    It is always interesting to me to see a movie for example where the line between 'hero' and 'villain' is not really clear, two non fantasy ones that come to mind here are Heat and American Gangster.

    In terms of fantasy fiction, I really love Melisandre in the Kushiel Series her character is quite mesmerising, and in GRR Martin's series I am currently reading I have to say Tyrion is one of my favourites, even though I suppose technically he is a 'baddie'.

    I'm sure more will come to mind, but for me a great villain is someone who you can indentify with, even like in some way, or at least have an appreciation for their evil-ness.



    Villains are often my favorite characters, in any plot. I can't pick just one, as per my usual. ;)

    I've not thought of Nature as a villain...more a circumstance, I guess.

  3. Raine: Yes, American Gangster was a brilliant portrayal. Spike? I didn't watch Buffy, but in Angel, he was more "anti-hero" than villian.

    I'm looking forward to more Melisandre.

    Tyrion is a great choice, because his lines get increasingly grey as the story progresses. Likewise, I daresay, for Jaime Lannister.
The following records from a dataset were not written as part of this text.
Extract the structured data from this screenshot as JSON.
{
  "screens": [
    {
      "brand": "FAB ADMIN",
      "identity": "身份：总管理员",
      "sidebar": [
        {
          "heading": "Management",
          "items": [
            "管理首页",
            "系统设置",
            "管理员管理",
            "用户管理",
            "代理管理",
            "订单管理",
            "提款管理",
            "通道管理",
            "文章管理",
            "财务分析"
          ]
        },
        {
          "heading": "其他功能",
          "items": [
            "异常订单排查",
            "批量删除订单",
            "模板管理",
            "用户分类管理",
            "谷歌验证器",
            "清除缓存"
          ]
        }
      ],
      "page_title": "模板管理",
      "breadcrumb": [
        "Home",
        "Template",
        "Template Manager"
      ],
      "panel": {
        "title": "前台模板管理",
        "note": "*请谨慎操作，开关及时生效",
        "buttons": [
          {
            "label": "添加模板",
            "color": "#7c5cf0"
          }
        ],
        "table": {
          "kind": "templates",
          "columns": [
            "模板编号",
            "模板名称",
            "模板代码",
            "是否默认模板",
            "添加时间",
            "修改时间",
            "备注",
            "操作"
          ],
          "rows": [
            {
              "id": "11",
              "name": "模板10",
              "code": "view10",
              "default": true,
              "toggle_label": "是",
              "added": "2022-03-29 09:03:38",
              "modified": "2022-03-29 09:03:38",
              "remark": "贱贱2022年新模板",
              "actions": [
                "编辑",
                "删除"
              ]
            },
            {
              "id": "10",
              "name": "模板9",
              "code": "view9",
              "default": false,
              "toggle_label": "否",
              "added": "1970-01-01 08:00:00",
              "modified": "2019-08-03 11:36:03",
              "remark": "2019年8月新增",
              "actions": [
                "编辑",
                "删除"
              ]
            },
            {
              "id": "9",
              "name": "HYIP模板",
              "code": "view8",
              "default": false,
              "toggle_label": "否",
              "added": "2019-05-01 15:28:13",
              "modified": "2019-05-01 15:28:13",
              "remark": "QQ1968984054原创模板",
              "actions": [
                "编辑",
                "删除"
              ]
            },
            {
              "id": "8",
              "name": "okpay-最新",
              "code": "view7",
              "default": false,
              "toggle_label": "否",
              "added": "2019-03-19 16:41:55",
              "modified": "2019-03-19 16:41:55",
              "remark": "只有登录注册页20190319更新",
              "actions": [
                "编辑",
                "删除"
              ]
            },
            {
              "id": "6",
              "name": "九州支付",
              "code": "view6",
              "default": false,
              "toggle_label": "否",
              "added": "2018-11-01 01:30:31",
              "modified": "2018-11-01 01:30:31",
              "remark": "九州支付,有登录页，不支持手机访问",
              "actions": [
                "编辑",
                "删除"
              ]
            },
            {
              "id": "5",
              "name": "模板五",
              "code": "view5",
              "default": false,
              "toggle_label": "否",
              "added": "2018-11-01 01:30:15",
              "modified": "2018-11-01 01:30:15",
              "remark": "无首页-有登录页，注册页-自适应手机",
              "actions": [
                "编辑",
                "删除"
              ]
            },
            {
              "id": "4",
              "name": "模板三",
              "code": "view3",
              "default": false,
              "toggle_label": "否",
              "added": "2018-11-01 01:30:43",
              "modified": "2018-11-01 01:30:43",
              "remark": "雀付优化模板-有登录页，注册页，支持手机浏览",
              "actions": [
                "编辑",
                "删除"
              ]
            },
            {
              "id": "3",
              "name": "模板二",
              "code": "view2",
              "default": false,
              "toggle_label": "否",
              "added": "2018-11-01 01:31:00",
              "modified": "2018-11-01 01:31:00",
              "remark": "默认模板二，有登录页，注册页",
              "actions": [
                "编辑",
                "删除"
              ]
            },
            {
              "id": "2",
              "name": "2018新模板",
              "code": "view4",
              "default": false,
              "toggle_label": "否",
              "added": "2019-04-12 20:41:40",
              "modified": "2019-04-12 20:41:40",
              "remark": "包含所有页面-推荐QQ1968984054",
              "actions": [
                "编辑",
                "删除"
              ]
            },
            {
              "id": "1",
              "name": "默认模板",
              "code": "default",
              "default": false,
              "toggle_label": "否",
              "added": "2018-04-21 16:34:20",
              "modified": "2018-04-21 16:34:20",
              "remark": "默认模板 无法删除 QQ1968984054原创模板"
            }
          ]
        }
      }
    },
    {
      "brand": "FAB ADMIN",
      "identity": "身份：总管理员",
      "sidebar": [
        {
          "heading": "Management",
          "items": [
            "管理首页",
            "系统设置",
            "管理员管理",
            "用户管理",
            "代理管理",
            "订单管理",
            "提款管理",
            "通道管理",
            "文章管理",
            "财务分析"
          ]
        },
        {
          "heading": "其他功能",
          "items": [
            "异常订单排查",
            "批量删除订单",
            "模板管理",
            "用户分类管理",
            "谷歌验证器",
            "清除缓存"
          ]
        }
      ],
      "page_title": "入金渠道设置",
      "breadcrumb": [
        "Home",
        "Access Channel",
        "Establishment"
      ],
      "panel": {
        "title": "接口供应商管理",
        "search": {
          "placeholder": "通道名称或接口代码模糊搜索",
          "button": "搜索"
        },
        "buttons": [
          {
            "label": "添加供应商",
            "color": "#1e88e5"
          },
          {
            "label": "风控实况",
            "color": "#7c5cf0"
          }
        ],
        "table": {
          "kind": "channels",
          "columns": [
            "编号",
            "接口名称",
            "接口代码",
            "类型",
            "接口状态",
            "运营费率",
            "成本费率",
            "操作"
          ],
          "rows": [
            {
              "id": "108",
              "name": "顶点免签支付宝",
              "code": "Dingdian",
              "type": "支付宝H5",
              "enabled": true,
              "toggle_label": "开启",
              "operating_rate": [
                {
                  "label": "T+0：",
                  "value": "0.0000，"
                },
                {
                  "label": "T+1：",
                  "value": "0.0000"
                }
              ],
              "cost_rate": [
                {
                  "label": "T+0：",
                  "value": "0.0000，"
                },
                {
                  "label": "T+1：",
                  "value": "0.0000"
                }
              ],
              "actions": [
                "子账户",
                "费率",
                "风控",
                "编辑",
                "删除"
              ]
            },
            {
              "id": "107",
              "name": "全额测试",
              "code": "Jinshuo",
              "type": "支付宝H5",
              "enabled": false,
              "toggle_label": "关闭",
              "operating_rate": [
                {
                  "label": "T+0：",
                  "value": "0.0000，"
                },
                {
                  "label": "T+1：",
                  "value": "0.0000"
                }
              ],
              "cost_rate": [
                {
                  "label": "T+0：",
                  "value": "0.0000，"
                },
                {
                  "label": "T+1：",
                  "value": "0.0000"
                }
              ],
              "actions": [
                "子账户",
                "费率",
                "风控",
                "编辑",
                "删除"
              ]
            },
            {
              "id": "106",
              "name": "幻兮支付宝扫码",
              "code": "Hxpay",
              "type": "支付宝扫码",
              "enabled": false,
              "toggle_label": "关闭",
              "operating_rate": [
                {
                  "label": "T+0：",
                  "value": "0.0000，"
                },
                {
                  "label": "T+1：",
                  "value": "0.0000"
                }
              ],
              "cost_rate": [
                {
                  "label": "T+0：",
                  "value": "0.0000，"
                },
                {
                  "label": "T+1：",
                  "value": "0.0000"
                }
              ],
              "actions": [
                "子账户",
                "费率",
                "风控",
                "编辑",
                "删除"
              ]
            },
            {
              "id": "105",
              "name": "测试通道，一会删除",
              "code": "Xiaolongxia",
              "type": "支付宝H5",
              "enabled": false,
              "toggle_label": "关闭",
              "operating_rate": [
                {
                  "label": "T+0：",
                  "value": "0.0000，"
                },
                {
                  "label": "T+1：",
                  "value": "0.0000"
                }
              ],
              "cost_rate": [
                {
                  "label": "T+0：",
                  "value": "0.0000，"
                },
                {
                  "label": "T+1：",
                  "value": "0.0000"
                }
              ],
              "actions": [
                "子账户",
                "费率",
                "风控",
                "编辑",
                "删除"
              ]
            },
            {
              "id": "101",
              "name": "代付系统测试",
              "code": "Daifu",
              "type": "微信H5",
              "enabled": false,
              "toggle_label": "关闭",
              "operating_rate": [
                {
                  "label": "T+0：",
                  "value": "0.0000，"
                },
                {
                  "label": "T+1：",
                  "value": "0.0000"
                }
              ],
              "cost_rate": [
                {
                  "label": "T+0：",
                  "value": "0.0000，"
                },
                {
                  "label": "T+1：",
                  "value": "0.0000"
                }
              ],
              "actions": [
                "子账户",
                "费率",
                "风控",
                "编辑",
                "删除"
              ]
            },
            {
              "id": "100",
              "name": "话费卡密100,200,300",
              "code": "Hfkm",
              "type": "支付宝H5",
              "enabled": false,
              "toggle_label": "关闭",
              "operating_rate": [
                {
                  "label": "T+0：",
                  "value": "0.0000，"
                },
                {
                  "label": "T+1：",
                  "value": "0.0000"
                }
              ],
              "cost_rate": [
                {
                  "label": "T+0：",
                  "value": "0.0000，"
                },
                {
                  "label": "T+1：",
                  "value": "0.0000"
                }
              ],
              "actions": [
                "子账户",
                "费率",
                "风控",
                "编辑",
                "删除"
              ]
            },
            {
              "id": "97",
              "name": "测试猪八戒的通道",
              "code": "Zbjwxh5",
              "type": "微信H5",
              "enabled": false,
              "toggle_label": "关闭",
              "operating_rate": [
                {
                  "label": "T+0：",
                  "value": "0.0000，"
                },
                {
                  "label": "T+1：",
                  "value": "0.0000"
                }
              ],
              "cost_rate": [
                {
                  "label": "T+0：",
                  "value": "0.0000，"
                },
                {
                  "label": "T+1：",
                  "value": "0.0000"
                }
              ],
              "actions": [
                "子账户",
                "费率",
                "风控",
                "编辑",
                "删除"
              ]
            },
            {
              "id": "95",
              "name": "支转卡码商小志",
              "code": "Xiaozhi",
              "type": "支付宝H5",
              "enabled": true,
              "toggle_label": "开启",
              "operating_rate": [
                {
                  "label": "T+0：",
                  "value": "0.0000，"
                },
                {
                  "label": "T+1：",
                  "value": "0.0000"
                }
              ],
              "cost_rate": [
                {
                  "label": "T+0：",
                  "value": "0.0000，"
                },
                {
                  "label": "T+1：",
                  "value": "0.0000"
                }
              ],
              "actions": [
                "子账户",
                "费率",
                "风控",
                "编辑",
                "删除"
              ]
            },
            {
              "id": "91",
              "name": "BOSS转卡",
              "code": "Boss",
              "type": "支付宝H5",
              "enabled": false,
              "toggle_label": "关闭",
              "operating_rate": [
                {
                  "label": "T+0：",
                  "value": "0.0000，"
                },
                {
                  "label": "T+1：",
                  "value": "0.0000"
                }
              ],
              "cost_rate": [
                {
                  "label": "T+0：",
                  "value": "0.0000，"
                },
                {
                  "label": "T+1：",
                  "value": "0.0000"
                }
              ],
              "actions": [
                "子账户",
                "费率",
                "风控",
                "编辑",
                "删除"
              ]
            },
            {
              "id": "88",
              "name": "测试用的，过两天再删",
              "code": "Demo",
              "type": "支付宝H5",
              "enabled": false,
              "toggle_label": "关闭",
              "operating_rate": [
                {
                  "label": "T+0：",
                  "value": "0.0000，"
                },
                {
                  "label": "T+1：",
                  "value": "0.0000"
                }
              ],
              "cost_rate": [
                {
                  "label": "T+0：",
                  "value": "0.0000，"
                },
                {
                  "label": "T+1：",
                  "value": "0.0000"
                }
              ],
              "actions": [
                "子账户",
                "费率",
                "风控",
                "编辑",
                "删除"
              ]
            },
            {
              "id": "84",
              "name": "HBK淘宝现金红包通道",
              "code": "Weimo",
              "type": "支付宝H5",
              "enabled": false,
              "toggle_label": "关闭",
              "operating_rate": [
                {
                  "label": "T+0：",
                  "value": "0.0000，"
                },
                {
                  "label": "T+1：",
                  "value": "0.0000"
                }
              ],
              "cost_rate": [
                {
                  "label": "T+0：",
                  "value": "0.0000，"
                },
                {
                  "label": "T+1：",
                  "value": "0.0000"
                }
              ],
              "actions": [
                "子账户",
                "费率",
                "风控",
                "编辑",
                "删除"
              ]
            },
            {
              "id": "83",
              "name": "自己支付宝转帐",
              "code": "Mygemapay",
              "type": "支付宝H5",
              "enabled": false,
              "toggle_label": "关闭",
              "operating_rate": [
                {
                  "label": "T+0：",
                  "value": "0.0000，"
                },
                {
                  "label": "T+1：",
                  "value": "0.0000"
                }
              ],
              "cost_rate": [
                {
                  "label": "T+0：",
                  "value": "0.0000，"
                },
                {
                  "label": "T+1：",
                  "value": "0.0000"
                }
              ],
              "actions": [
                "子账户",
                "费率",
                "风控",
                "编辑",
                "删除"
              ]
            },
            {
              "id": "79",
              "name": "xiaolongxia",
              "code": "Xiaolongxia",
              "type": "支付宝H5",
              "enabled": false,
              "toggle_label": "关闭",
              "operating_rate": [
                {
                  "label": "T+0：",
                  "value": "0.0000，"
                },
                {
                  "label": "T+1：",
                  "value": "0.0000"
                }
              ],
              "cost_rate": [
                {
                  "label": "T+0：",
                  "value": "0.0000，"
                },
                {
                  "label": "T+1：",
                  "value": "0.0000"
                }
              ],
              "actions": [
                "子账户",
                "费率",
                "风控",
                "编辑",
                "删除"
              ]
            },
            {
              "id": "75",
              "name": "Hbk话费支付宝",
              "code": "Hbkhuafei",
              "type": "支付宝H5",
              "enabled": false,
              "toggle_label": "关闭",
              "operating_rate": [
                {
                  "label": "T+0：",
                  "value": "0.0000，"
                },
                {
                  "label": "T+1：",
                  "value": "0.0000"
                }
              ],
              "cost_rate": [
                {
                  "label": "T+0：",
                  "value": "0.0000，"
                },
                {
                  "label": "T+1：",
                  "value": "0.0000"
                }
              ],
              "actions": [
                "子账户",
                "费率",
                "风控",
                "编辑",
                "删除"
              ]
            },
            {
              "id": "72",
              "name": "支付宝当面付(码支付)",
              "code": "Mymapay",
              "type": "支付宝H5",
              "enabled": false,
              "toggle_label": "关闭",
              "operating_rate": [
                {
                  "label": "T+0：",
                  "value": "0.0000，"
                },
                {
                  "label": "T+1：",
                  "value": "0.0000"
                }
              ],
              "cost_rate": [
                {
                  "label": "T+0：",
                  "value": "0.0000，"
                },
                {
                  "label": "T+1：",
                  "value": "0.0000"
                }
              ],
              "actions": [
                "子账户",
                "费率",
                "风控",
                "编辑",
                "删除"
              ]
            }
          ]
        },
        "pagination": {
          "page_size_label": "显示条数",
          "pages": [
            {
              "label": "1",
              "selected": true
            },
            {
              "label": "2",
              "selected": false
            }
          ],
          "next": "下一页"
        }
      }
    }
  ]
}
I say only, "you'll see what I mean." ;-)

    Luna: As I'm writing in the context of an Elemental world, and balances, 'natural' villians are a consideration. But, what I mean is Nature's responses to humanoid tendencies.

    Oddly, many ancient myths explore what Tolkien did more famously with Ents. Off the cuff, I want to cite Dryads as a nature biased, semi-intelligent creature. Or perhaps mermaids/sirens in a more regimented view.

    Assuming a force can control natural events, and a collective society will enforce their world view (i.e., dryads protect their forests at all costs, mermaids protect their waters the same), if it is against the protagonists want/need in the tale, that becomes a conflict.

    Actually, speaking of Carey, her first book had an elemental sort of villian towards the end, who had to be negotiated with to earn passage, and that came with cost.

  4. I have to admit I'm far more interested in "antagonists" than "evil." I like conflict but I'm not as interested in themes like the "battle between good and evil" where there is an evil force or character opposing the protagonist, so I'm not sure I have any real favourites in that sense.


Thank you for your comment.